What is Psychosis?
The word psychosis is used to describe conditions that affect the mind, where there has been some loss of contact with reality. When someone becomes ill in this way it is called a psychotic episode. Psychosis is most likely to occur in young adults and is quite common. It is a chronic disease that needs ongoing treatment with medication and rehabilitation.
What are the Symptoms?
- loss of touch with reality
- seeing, hearing, feeling, or otherwise perceiving things that are not there (hallucinations)
- disorganized thought and/or speech
- emotion is exhibited in an abnormal manner
- extreme excitement (mania)
- confused thinking
- depression and sometimes suicidal thoughts
- unfounded fear/suspicion
- mistaken perceptions (illusions)
- false beliefs (delusions)
People with psychosis behave differently from the way they usually do. They may be extremely active or lethargic, sitting around all day. They may laugh inappropriately or become angry or upset without apparent cause. Often, changes in behaviour are associated with the symptoms already described above. For example, a person believing they are in danger may call the police. People may stop eating because they are concerned that the food is poisoned, or have trouble sleeping because they are scared of something.
Causes of Psychosis
There are numerous potential causes of psychosis, including:
- alcohol and certain drugs can induce psychosis
- bipolar disorder (manic depression)
- brain tumors
- psychotic depression
- dementia (Alzheimer's and other degenerative brain disorders)
Psychosis prevents a person from functioning normally. During psychotic states, there is an inability to care for self, and the possibility of self-harm or harm to others if the condition is left untreated.
Call your health care provider or mental health professional if a member of your family exhibits behavior that shows the person has lost contact with reality.
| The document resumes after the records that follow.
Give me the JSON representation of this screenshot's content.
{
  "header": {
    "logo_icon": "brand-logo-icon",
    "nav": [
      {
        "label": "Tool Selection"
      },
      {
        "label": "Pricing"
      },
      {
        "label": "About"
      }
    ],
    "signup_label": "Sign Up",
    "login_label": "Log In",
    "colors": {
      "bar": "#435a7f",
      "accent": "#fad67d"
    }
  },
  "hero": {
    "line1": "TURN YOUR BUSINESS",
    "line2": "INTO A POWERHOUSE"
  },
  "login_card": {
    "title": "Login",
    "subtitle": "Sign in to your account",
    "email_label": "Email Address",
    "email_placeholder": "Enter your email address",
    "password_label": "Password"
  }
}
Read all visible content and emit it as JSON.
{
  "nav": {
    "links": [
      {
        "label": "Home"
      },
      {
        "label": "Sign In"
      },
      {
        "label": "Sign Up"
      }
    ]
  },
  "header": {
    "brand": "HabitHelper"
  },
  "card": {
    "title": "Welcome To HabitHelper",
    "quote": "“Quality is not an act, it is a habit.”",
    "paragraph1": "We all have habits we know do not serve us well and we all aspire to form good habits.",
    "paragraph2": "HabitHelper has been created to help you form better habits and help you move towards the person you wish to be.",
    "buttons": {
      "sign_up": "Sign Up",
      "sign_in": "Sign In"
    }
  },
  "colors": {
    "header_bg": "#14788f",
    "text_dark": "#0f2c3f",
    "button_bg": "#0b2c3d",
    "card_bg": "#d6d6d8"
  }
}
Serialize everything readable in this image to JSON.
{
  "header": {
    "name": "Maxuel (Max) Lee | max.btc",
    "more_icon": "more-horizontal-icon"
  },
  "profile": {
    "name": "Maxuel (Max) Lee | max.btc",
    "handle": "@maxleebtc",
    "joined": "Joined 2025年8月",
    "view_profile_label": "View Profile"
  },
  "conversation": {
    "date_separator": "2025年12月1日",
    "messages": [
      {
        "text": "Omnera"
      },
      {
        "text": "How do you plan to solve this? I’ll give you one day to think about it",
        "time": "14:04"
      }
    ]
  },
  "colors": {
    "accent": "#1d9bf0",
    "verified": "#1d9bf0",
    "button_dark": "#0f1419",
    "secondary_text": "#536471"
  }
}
Alternatively, take the person to the nearest emergency room for an evaluation.